• **The problem**: Using the listing below, please count the lines that contain the string "name". Only the number is wanted.
### Data to use
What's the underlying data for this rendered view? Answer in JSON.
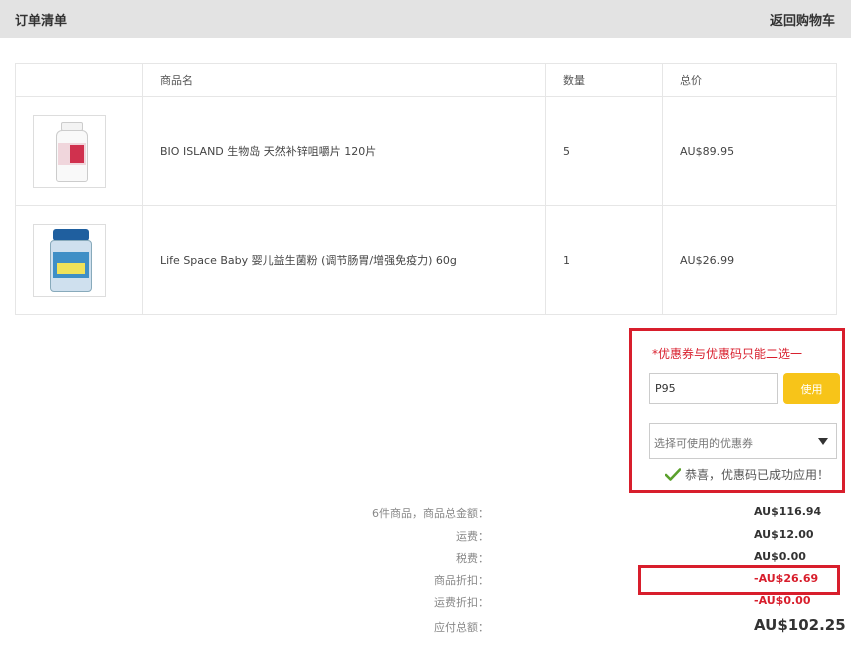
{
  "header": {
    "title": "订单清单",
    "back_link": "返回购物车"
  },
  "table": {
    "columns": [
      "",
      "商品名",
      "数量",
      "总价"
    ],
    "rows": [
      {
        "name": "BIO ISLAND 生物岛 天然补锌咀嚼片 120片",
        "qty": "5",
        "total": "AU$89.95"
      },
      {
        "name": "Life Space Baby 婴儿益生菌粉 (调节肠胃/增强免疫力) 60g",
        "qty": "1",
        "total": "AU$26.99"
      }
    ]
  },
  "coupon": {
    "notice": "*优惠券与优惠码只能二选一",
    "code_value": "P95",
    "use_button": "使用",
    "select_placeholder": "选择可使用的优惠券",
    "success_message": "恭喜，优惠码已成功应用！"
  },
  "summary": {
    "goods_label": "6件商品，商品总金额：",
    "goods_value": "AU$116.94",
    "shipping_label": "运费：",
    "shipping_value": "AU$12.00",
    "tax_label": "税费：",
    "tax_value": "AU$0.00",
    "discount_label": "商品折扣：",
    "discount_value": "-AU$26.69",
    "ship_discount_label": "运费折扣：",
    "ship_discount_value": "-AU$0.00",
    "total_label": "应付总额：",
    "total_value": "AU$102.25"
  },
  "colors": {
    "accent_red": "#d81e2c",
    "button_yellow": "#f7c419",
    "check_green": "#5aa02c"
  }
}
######
• **Worked solution**: 2